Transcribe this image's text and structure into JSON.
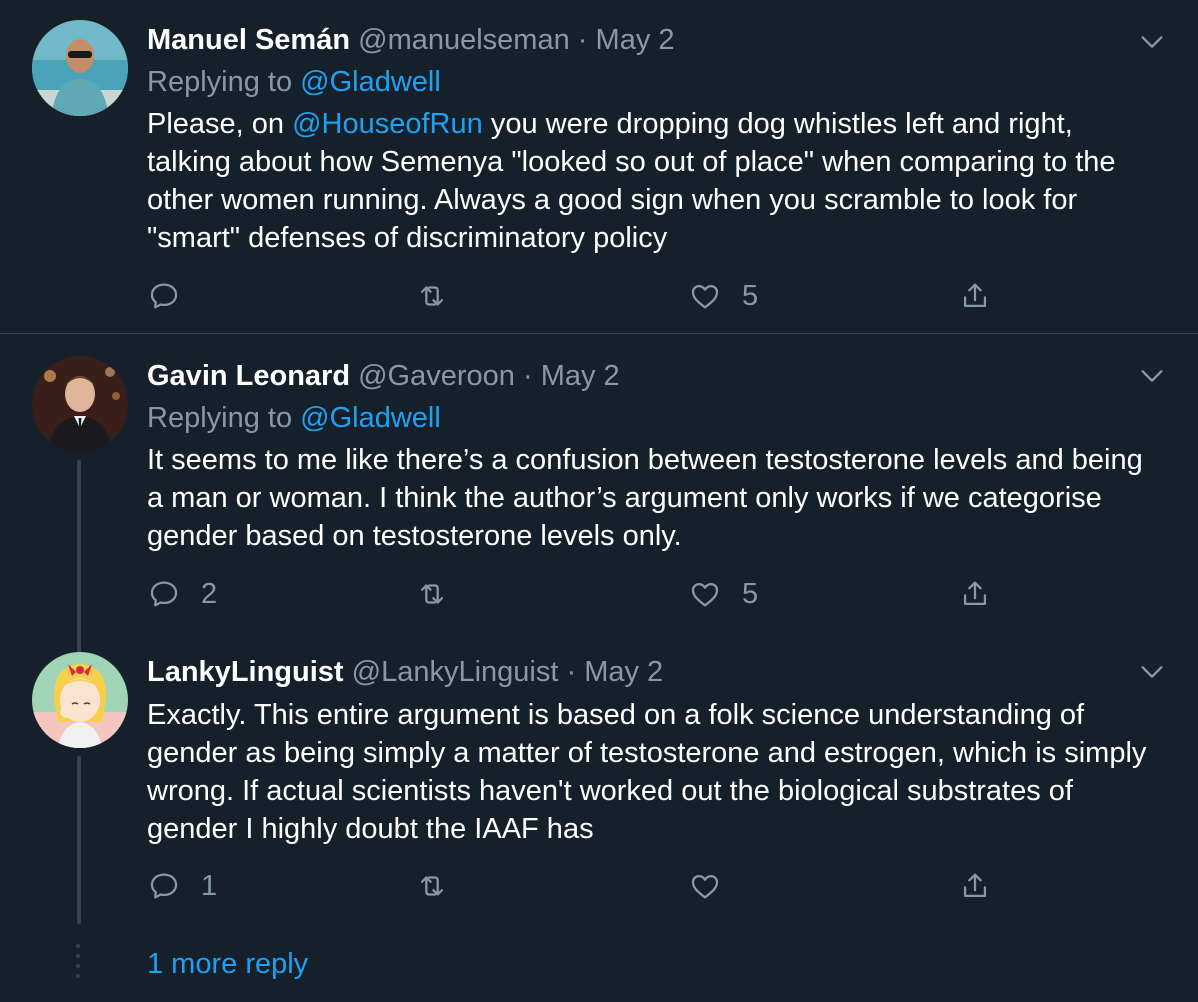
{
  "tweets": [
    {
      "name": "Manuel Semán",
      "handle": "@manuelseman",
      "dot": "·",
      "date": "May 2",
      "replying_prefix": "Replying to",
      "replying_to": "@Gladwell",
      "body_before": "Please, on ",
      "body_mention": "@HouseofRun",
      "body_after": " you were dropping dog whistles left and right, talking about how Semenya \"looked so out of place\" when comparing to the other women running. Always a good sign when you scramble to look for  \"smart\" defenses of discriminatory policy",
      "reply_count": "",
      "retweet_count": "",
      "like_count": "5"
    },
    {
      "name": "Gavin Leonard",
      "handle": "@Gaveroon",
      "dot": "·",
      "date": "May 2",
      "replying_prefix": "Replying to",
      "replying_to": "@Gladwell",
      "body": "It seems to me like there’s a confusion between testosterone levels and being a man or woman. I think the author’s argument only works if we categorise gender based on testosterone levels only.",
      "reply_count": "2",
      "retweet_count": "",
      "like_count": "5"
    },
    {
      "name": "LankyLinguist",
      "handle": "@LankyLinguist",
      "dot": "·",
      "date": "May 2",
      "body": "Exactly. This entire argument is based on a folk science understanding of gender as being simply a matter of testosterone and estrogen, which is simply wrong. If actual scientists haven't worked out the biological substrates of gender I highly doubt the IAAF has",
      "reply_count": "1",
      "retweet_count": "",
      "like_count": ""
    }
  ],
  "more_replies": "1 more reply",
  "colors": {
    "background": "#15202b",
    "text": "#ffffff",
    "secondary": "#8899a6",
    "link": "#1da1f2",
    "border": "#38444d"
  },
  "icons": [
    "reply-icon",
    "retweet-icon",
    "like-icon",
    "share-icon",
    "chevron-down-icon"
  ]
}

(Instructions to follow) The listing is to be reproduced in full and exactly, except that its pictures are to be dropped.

(Worked solution)
Transcribe this image's text and structure into JSON.
{
  "tweets": [
    {
      "name": "Manuel Semán",
      "handle": "@manuelseman",
      "dot": "·",
      "date": "May 2",
      "replying_prefix": "Replying to",
      "replying_to": "@Gladwell",
      "body_before": "Please, on ",
      "body_mention": "@HouseofRun",
      "body_after": " you were dropping dog whistles left and right, talking about how Semenya \"looked so out of place\" when comparing to the other women running. Always a good sign when you scramble to look for  \"smart\" defenses of discriminatory policy",
      "reply_count": "",
      "retweet_count": "",
      "like_count": "5"
    },
    {
      "name": "Gavin Leonard",
      "handle": "@Gaveroon",
      "dot": "·",
      "date": "May 2",
      "replying_prefix": "Replying to",
      "replying_to": "@Gladwell",
      "body": "It seems to me like there’s a confusion between testosterone levels and being a man or woman. I think the author’s argument only works if we categorise gender based on testosterone levels only.",
      "reply_count": "2",
      "retweet_count": "",
      "like_count": "5"
    },
    {
      "name": "LankyLinguist",
      "handle": "@LankyLinguist",
      "dot": "·",
      "date": "May 2",
      "body": "Exactly. This entire argument is based on a folk science understanding of gender as being simply a matter of testosterone and estrogen, which is simply wrong. If actual scientists haven't worked out the biological substrates of gender I highly doubt the IAAF has",
      "reply_count": "1",
      "retweet_count": "",
      "like_count": ""
    }
  ],
  "more_replies": "1 more reply",
  "colors": {
    "background": "#15202b",
    "text": "#ffffff",
    "secondary": "#8899a6",
    "link": "#1da1f2",
    "border": "#38444d"
  },
  "icons": [
    "reply-icon",
    "retweet-icon",
    "like-icon",
    "share-icon",
    "chevron-down-icon"
  ]
}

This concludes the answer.